Mobile phone: Sending humiliating and abusive text or video messages, as well as photo messages and phone calls over a mobile phone. This includes anonymous text messages over short distances using Bluetooth technology and sharing videos of physical attacks on individuals (happy slapping). Using a mobile phone to harass others is covered in the Malicious Communications Act 1988, and can be punished by up to 6 months' imprisonment.
Interactive gaming: Games consoles allow players to chat online with anyone they find themselves matched with in a multi-player game. Sometimes cyber bullies abuse other players and use threats. They can also lock victims out of games, spread false rumours about someone or hack into someone's account.
Sending viruses: Some people send viruses or hacking programs to another person that can destroy their computers or delete personal information from their hard drive.

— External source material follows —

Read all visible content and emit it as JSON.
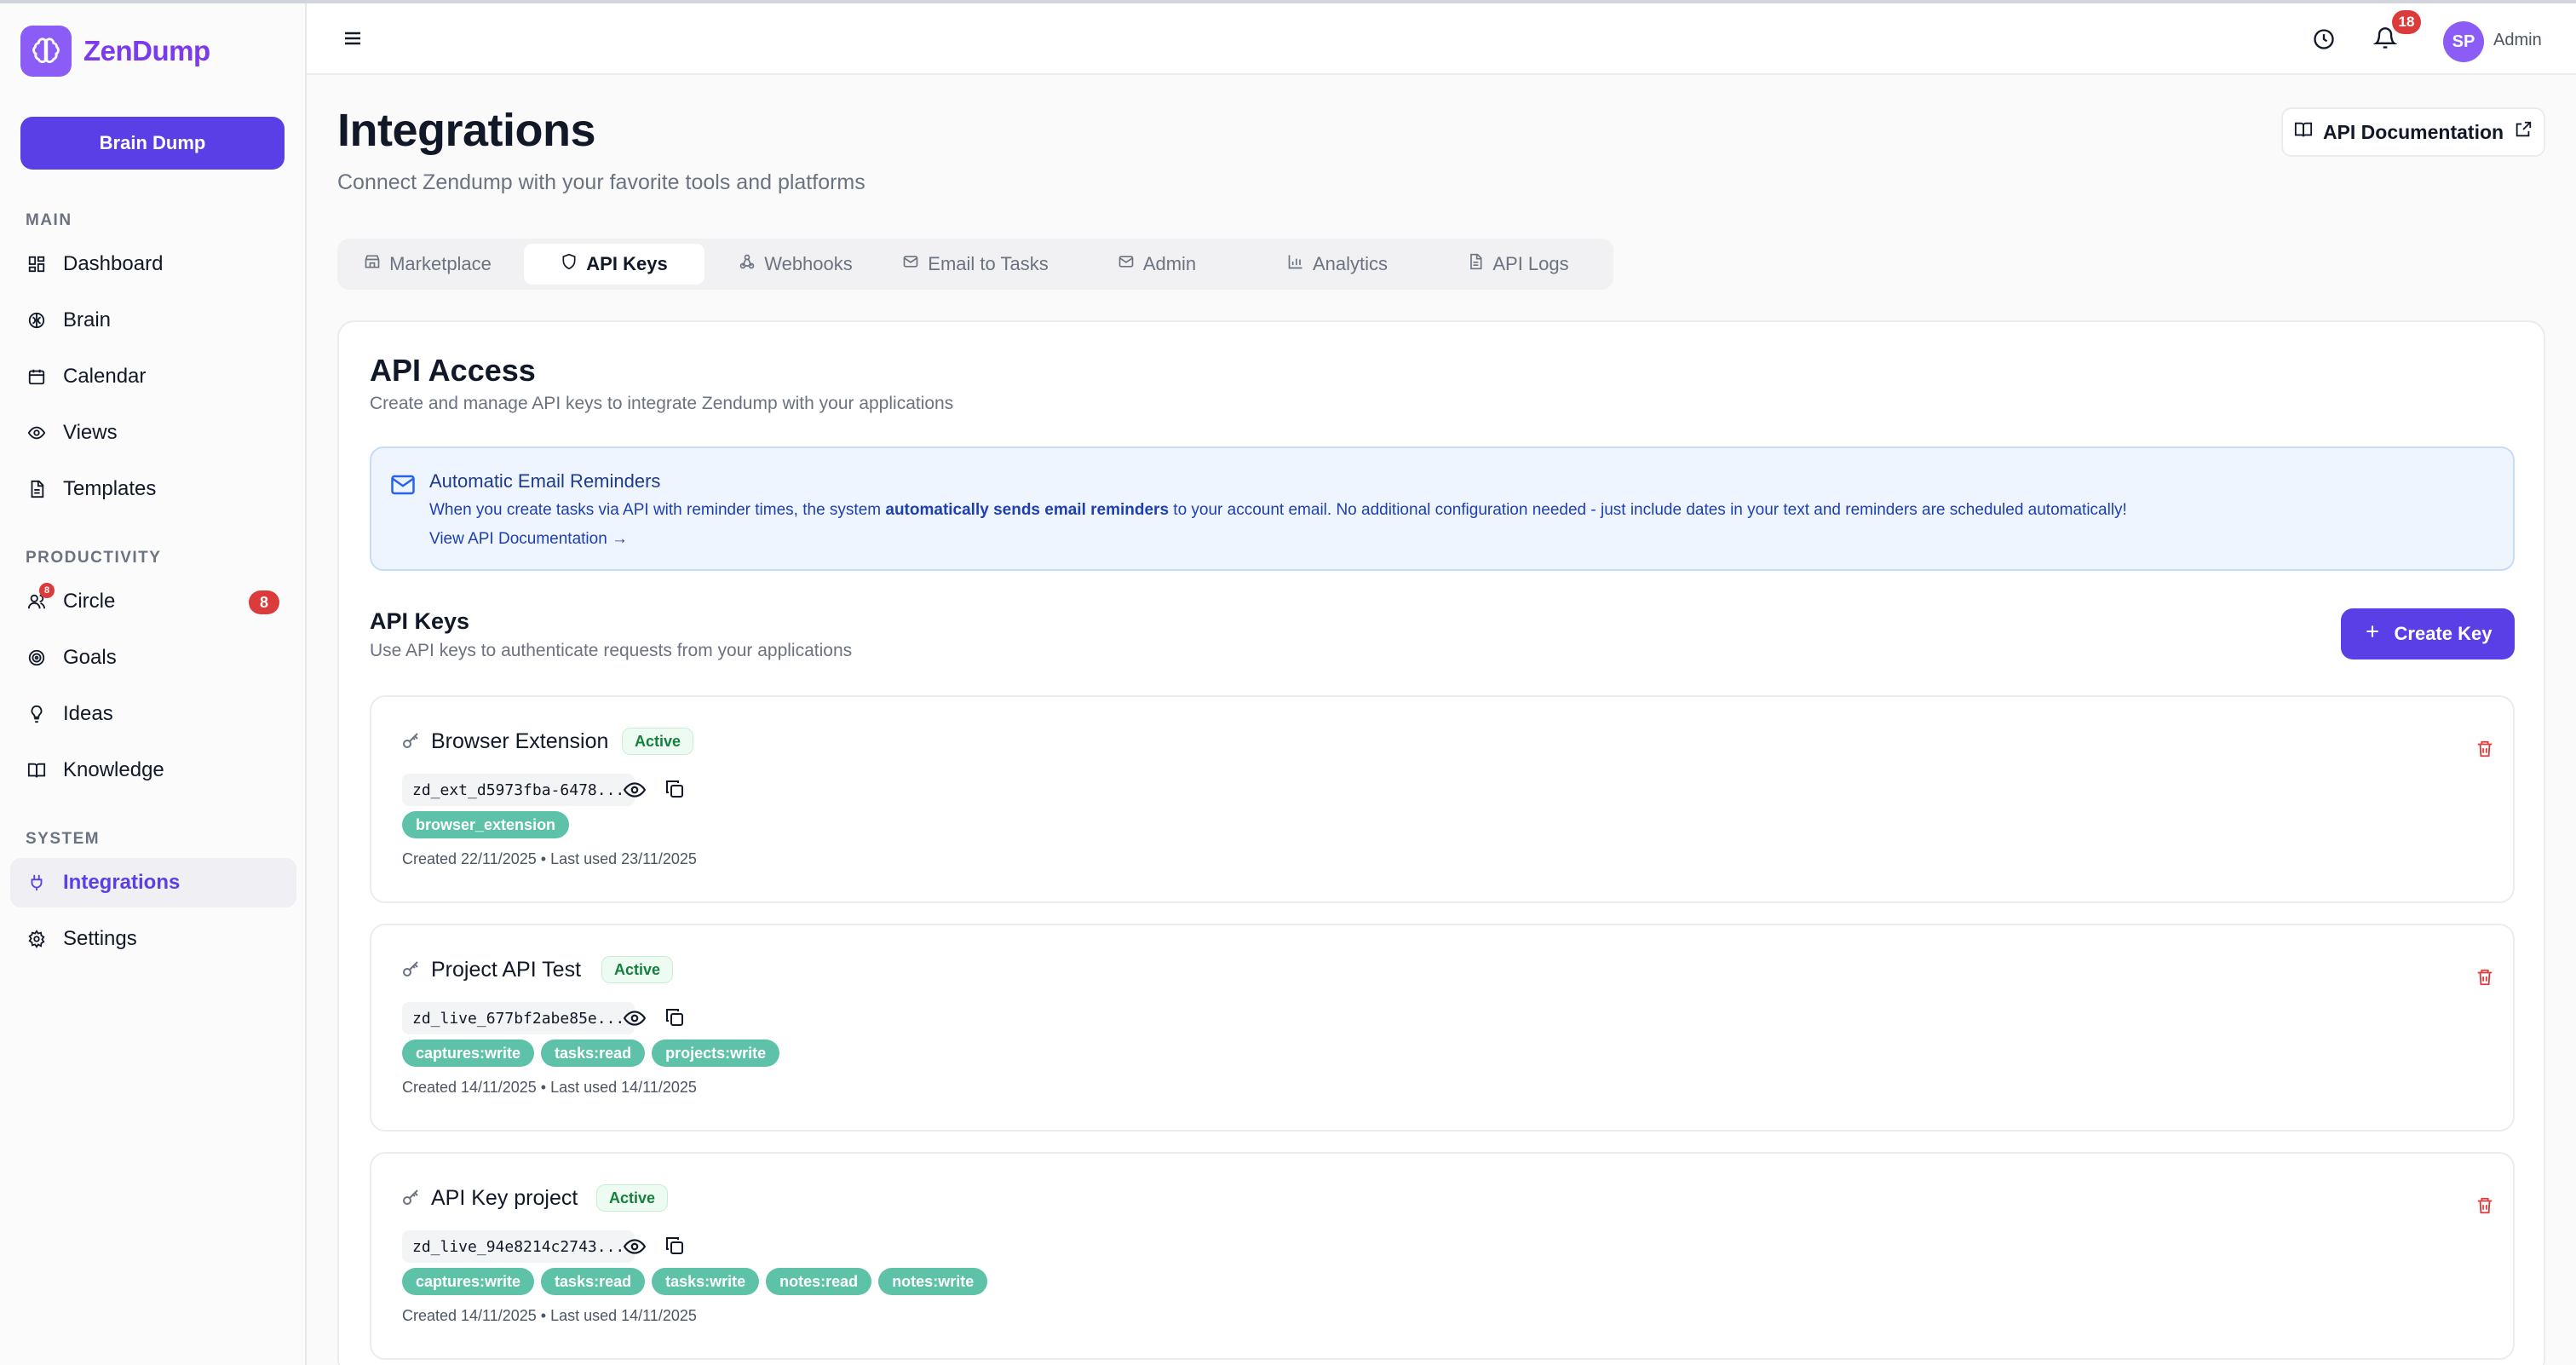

Abusing personal information: Many victims of cyberbullying have complained that they have seen personal photos, emails or blog postings posted where others could see them without their permission. It's also worth noting that having a picture of an under 18 (this can be yourself or others) which contains nudity is a criminal offence, as is opening these images on mobiles, laptops and pcs and showing them to others.
Social networking sites make it a lot easier for web users to get hold of personal information and photos of people. They can also get hold of someone else's messaging accounts and chat to people pretending to be the victim. It is illegal to use other people's username and password details.
Download the Anti-Bullying Alliance's tips on Staying Safe in CyberSpace.
The Child Exploitation and Online Protection Centre (CEOP) offers help and advice on cyberbullying, and maintains a special website for young people about staying safe online at their Thinkuknow website.